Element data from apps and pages
________________________________________

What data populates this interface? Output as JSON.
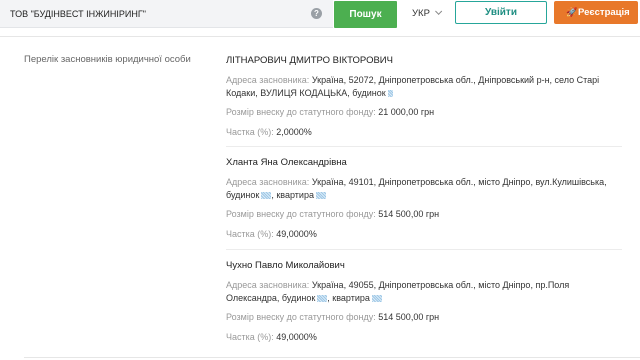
{
  "header": {
    "search_value": "ТОВ \"БУДІНВЕСТ ІНЖИНІРИНГ\"",
    "help_icon": "question-circle-icon",
    "search_button": "Пошук",
    "language": "УКР",
    "login_button": "Увійти",
    "register_button": "Реєстрація",
    "register_icon": "rocket-icon",
    "colors": {
      "search_green": "#4caf50",
      "login_teal": "#26a69a",
      "register_orange": "#e8782a"
    }
  },
  "section": {
    "label": "Перелік засновників юридичної особи"
  },
  "founders": [
    {
      "name": "ЛІТНАРОВИЧ ДМИТРО ВІКТОРОВИЧ",
      "address_label": "Адреса засновника:",
      "address_line1": "Україна, 52072, Дніпропетровська обл., Дніпровський р-н, село Старі",
      "address_line2": "Кодаки, ВУЛИЦЯ КОДАЦЬКА, будинок",
      "capital_label": "Розмір внеску до статутного фонду:",
      "capital_value": "21 000,00 грн",
      "share_label": "Частка (%):",
      "share_value": "2,0000%"
    },
    {
      "name": "Хланта Яна Олександрівна",
      "address_label": "Адреса засновника:",
      "address_line1": "Україна, 49101, Дніпропетровська обл., місто Дніпро, вул.Кулишівська,",
      "address_line2a": "будинок",
      "address_line2b": ", квартира",
      "capital_label": "Розмір внеску до статутного фонду:",
      "capital_value": "514 500,00 грн",
      "share_label": "Частка (%):",
      "share_value": "49,0000%"
    },
    {
      "name": "Чухно Павло Миколайович",
      "address_label": "Адреса засновника:",
      "address_line1": "Україна, 49055, Дніпропетровська обл., місто Дніпро, пр.Поля",
      "address_line2a": "Олександра, будинок",
      "address_line2b": ", квартира",
      "capital_label": "Розмір внеску до статутного фонду:",
      "capital_value": "514 500,00 грн",
      "share_label": "Частка (%):",
      "share_value": "49,0000%"
    }
  ]
}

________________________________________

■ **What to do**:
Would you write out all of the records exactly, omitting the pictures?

■ **Task result**:
What data populates this interface? Output as JSON.
{
  "header": {
    "search_value": "ТОВ \"БУДІНВЕСТ ІНЖИНІРИНГ\"",
    "help_icon": "question-circle-icon",
    "search_button": "Пошук",
    "language": "УКР",
    "login_button": "Увійти",
    "register_button": "Реєстрація",
    "register_icon": "rocket-icon",
    "colors": {
      "search_green": "#4caf50",
      "login_teal": "#26a69a",
      "register_orange": "#e8782a"
    }
  },
  "section": {
    "label": "Перелік засновників юридичної особи"
  },
  "founders": [
    {
      "name": "ЛІТНАРОВИЧ ДМИТРО ВІКТОРОВИЧ",
      "address_label": "Адреса засновника:",
      "address_line1": "Україна, 52072, Дніпропетровська обл., Дніпровський р-н, село Старі",
      "address_line2": "Кодаки, ВУЛИЦЯ КОДАЦЬКА, будинок",
      "capital_label": "Розмір внеску до статутного фонду:",
      "capital_value": "21 000,00 грн",
      "share_label": "Частка (%):",
      "share_value": "2,0000%"
    },
    {
      "name": "Хланта Яна Олександрівна",
      "address_label": "Адреса засновника:",
      "address_line1": "Україна, 49101, Дніпропетровська обл., місто Дніпро, вул.Кулишівська,",
      "address_line2a": "будинок",
      "address_line2b": ", квартира",
      "capital_label": "Розмір внеску до статутного фонду:",
      "capital_value": "514 500,00 грн",
      "share_label": "Частка (%):",
      "share_value": "49,0000%"
    },
    {
      "name": "Чухно Павло Миколайович",
      "address_label": "Адреса засновника:",
      "address_line1": "Україна, 49055, Дніпропетровська обл., місто Дніпро, пр.Поля",
      "address_line2a": "Олександра, будинок",
      "address_line2b": ", квартира",
      "capital_label": "Розмір внеску до статутного фонду:",
      "capital_value": "514 500,00 грн",
      "share_label": "Частка (%):",
      "share_value": "49,0000%"
    }
  ]
}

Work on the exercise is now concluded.